Excerpts from Jim Conrad's
Naturalist Newsletter

from the August 31, 2014 Newsletter issued from the Frio Canyon Nature Education Center in the valley of the Dry Frio River in northern Uvalde County, southwestern Texas, on the southern border of the Edwards Plateau, USA

In an arroyo bank's rocky soil in the upper Dry Frio floodplain where dog-days heat and the multi-year drought had stunned most wildflowers into crisp, brown submission, one tough, knee-high plant caught my attention not only with its bright greenness but also by its stems' unusual, branching-from-the-top form, shown below:


There you can see last year's dead stems at the plant's base, so this is clearly a perennial. Up closer we see that at stem tops not only does multiple branching occur, but also where all the branches originate, there are immature, pea-sized fruits, as shown below:

Texas Toothleaf, STILLINGIA TEXANA, top-branching stem with fruit

At the tip of some branches, spikes of much reduced male flowers may be accompanied at the spikes' bases by female flowers, as seen below:

Texas Toothleaf, STILLINGIA TEXANA, male & female flowers

In that picture notice that leaf margins bear many glandular "teeth." Also, beneath the green ovary or immature fruit at the image's lower, left, notice the yellowish, bowl-like, pollinator-attracting nectar gland. Moreover, if you look closely, you can see that each cluster of stamens on the spike also arises next to nectar glands, though smaller ones.

Notice that the fruits have three rounded corners. The vast majority of dicot fruits, if not round in cross section, are four or five angled, so this is a significant field mark. A shot of a mature fruit beginning to split open appears below:

Texas Toothleaf, STILLINGIA TEXANA, splitting fruit

A broken-apart capsular fruit with one of its white seeds is shown below:

Texas Toothleaf, STILLINGIA TEXANA, split capsule and seed

So, here we have a plant that produces three-cornered fruits, separate male and female flowers on the same plant, and it's very glandular. If you break a leaf of this plant, a milky latex exudes from the wound, too. In other words, of what family could this plant belong other than the big, mostly tropical Spurge or Euphorbia Family, the Euphorbiaceae? Even in the Temperate Zone, when you see three-sided fruits like that on a dicot, the first family to think of is the Spurge Family.

However, unlike last week's spurge species where male and female flowers crammed together in a tiny, cuplike cyathium, the flowers of this week's member of the family are much larger and separated from another, so our arroyo-bank plant isn't a spurge itself, but rather a member of a different genus in the Spurge Family.

Once we know we have a member of the Spurge Family, the main field marks directing us to the right genus include:
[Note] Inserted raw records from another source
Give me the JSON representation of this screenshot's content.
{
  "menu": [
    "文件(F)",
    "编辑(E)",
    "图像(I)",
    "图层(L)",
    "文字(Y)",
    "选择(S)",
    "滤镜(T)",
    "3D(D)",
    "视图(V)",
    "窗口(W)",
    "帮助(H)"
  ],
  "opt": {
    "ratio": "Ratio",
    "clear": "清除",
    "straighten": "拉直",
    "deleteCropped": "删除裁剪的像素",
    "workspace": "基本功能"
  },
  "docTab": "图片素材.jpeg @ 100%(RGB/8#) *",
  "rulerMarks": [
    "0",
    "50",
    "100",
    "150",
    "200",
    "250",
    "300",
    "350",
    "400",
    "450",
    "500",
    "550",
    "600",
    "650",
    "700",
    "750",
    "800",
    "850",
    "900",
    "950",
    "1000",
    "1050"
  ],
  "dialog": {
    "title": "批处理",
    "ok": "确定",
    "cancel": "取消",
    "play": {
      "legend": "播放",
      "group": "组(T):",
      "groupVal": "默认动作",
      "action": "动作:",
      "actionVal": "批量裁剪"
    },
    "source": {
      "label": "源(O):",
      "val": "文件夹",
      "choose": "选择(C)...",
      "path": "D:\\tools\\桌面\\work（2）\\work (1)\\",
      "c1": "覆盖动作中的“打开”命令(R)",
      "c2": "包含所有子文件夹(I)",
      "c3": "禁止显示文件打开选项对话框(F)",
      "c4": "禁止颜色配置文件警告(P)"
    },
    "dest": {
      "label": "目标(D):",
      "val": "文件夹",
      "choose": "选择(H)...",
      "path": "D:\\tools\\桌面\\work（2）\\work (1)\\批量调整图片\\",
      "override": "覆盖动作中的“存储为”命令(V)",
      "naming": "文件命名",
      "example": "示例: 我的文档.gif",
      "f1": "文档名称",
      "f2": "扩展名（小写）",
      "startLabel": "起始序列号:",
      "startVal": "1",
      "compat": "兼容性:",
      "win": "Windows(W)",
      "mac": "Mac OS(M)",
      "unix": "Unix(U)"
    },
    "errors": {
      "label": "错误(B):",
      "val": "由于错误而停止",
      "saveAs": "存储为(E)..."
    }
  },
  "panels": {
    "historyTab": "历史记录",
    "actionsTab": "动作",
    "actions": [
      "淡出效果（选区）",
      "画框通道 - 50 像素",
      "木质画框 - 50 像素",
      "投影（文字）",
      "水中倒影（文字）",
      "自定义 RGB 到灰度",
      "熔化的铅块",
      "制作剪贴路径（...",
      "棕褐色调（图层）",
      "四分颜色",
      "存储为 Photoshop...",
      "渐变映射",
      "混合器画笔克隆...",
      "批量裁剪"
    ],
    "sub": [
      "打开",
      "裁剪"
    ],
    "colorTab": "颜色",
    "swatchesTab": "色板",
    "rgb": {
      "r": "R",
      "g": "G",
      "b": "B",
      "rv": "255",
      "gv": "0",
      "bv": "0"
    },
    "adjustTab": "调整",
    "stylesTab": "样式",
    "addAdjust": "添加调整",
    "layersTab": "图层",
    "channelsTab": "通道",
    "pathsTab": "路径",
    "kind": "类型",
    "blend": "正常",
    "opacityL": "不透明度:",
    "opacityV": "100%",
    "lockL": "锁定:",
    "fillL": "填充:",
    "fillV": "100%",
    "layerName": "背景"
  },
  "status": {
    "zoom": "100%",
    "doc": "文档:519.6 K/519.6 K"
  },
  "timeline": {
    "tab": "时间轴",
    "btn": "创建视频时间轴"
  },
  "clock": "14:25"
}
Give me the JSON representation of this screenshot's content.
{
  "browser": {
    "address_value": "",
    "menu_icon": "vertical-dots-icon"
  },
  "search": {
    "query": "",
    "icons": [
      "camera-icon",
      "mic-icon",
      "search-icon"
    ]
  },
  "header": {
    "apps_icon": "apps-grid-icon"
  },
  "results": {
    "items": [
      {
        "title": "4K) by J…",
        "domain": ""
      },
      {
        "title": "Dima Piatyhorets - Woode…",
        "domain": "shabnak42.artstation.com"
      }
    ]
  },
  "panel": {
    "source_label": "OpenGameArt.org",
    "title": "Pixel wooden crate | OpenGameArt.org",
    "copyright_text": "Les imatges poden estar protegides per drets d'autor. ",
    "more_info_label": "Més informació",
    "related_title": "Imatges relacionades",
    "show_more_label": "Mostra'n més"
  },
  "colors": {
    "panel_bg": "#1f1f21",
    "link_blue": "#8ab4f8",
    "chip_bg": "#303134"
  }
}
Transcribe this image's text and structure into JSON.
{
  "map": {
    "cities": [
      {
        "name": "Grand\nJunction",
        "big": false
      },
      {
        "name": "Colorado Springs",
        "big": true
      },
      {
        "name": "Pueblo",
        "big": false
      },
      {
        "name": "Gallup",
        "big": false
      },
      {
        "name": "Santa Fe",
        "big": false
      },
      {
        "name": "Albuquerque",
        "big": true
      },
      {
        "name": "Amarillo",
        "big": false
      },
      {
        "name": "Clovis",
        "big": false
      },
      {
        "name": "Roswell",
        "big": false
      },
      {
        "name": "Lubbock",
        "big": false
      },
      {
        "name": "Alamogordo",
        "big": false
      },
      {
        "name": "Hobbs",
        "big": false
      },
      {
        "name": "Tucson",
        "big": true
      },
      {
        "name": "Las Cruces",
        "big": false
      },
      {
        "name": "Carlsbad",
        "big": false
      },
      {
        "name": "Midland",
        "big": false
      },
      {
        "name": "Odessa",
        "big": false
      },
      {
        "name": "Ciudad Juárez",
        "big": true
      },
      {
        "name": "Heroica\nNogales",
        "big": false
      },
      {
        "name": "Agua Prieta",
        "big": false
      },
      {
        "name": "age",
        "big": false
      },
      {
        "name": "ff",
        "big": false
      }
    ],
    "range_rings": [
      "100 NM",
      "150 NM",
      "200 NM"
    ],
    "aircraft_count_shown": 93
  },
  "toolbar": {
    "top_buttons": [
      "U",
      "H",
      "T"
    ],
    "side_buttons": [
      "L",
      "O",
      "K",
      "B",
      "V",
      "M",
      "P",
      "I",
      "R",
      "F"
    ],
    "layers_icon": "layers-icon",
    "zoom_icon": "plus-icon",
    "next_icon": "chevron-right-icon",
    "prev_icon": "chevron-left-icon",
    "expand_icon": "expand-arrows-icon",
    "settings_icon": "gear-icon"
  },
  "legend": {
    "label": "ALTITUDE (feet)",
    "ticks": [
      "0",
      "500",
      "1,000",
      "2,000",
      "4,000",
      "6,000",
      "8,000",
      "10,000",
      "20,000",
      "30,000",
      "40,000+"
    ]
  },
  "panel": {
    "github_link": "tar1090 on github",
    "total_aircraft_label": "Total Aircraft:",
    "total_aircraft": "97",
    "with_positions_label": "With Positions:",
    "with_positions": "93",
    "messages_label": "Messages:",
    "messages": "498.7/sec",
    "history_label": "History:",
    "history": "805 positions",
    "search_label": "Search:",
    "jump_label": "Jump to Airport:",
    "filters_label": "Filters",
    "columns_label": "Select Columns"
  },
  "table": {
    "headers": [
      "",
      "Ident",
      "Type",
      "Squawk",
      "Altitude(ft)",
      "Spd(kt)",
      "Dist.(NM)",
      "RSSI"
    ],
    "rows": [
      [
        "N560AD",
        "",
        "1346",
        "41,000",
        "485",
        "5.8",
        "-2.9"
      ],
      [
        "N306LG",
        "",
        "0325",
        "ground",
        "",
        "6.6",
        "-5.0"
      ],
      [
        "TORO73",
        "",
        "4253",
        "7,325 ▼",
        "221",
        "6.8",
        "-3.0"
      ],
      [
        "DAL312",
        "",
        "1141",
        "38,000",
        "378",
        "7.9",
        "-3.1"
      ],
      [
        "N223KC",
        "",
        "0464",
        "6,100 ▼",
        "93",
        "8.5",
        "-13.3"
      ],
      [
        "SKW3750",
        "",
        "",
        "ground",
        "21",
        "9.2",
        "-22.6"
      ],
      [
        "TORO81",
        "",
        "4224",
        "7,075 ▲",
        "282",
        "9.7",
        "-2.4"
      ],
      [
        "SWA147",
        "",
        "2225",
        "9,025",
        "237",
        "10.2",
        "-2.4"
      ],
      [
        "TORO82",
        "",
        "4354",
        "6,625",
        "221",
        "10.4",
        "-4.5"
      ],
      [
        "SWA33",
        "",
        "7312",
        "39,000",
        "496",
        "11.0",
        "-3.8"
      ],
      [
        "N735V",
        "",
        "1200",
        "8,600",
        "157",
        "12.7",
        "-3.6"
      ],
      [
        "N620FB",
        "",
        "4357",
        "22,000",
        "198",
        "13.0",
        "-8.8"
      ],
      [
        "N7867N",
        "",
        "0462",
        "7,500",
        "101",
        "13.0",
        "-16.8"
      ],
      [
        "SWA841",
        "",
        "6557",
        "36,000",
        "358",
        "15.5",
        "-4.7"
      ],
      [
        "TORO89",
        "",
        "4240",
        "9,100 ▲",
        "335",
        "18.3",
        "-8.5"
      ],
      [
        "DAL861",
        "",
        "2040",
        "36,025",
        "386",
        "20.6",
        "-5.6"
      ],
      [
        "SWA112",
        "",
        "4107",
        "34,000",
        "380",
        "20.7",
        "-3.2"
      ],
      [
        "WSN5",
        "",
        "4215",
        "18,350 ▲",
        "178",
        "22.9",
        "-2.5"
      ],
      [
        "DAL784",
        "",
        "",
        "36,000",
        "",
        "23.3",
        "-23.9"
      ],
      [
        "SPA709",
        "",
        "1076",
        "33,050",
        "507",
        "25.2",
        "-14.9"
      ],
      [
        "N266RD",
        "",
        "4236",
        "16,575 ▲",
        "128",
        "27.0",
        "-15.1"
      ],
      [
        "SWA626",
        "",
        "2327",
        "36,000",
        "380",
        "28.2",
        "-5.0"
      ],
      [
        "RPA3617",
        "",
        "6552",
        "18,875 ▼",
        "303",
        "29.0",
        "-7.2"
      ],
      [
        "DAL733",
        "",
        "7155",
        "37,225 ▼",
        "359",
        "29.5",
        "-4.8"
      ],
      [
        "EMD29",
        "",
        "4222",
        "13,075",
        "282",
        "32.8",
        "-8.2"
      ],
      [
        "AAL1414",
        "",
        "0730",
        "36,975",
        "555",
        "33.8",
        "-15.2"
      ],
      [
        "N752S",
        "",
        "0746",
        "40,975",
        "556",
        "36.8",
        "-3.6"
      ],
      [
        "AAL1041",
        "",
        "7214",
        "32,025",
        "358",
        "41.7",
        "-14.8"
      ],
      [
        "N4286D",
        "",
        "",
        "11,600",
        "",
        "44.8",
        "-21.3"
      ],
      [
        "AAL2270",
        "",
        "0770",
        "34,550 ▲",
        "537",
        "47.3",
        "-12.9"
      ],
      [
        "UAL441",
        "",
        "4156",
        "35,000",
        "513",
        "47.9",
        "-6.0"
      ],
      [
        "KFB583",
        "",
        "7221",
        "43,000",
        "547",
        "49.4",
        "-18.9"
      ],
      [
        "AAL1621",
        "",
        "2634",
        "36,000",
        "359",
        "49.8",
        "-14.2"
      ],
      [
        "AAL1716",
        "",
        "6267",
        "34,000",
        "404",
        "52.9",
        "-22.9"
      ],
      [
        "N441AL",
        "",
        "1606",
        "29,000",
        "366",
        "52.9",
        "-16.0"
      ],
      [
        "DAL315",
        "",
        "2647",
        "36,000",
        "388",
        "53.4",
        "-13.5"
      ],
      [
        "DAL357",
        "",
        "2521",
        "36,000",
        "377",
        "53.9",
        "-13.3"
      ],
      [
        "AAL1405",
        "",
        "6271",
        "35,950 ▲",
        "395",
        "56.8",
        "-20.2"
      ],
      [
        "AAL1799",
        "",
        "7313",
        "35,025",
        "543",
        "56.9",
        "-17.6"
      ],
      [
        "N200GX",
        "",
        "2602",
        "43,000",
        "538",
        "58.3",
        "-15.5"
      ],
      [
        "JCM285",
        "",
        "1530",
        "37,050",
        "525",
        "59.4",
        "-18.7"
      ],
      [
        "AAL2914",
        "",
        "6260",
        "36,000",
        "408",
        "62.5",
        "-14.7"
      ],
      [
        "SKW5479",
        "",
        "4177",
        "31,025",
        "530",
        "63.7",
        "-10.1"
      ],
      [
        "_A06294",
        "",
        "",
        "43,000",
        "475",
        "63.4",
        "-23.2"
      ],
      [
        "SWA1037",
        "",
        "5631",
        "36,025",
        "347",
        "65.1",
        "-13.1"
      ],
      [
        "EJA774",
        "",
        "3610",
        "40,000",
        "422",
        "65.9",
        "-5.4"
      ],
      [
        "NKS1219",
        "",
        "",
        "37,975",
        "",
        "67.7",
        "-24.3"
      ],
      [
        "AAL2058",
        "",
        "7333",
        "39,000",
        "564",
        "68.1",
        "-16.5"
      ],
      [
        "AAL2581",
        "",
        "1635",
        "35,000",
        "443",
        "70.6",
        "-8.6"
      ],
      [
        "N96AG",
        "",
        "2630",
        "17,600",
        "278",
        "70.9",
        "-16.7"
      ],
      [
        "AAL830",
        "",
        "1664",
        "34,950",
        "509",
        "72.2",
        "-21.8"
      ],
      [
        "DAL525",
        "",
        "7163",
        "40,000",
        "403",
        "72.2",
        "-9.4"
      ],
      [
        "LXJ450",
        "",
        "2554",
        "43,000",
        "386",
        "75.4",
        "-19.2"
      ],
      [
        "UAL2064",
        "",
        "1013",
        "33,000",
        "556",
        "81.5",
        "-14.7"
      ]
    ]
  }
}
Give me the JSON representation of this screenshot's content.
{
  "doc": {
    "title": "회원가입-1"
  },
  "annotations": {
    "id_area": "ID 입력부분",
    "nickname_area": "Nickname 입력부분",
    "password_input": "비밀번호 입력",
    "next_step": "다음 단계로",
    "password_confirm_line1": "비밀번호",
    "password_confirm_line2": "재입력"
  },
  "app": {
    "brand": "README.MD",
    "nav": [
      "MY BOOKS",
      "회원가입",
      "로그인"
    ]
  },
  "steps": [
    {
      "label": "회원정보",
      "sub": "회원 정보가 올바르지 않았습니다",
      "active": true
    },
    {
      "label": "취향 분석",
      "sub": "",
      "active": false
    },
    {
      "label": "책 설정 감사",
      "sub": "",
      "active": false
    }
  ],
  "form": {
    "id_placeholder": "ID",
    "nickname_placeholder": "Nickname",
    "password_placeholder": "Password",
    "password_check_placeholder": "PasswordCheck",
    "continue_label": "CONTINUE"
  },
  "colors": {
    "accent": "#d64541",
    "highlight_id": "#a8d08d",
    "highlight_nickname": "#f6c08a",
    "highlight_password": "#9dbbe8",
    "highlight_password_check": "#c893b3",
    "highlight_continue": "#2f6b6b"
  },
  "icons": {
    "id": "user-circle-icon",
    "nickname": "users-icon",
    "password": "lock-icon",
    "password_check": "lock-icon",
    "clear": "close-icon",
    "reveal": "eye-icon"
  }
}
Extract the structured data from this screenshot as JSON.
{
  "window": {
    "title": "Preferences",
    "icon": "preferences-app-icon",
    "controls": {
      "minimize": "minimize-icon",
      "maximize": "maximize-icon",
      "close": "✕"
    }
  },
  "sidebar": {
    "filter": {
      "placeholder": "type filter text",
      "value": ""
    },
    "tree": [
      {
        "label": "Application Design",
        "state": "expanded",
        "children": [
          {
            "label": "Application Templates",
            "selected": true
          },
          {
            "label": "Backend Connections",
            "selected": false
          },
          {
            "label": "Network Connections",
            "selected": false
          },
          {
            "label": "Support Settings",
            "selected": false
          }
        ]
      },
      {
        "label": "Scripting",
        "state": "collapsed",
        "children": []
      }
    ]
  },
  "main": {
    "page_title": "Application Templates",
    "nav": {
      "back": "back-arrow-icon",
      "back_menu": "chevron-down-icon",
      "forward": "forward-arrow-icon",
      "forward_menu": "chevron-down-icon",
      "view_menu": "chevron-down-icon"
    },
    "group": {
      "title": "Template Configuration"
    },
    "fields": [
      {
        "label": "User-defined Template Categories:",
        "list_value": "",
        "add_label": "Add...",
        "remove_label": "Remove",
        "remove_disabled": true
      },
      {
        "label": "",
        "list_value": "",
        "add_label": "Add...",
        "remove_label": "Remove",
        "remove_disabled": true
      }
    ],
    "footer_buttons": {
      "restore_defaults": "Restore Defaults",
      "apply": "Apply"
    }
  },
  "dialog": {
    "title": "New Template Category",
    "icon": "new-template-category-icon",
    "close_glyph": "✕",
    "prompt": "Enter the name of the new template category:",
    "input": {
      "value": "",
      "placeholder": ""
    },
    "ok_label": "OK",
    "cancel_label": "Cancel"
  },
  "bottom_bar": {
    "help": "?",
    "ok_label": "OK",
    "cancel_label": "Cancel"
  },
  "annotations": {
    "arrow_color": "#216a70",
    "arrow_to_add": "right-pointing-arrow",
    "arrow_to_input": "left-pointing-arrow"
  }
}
In Texas these traits suffice to distinguish our plant as a member of the genus Stillingia, in which about 30 species are recognized, all occurring in tropical and semitropical parts of the Americas, with a handful of species extending north into the US southern states. Species of Stillingia often are referred to as toothleafs because of the toothy glands along the leaves' margins. Three Stillingia species can be found in Texas, but only one of those produces such narrow leaves as are shown in our picture, and that's STILLINGIA TEXANA, variously known as Texas Toothleaf, Queen's Delight and Texas Queen's Delight. Texas Toothleaf occurs almost exclusively in Texas, though it's been found spottily in Oklahoma, New Mexico and across the river in Coahuila State, Mexico.

I can't find why toothleafs are so delightful to queens, but another name used for one or more Stillingia species is Cockup Hat, so to certain people there must be something particularly alluring about these plants.

Members of the Spurge family are famous for their juices containing toxic or medicinal compounds, depending on the dosage, and toothleafs have long been regarded both as potentially poisonous for grazing livestock, and as powerful medicinal herbs. The plants are so unpalatable that usually livestock won't eat them, except when food is hard to find. Then if the plant is eaten its cyanogenic glycosides might release free cyanide into an animal's rumen, and you know how deadly cyanide is.

The WbMD.Com website says that "Despite serious safety concerns, people take queen's delight to treat liver disease, gallbladder disorders, skin diseases, constipation, bronchitis, and hoarseness (laryngitis)." It's also been used to induce vomiting and as a "blood purifier."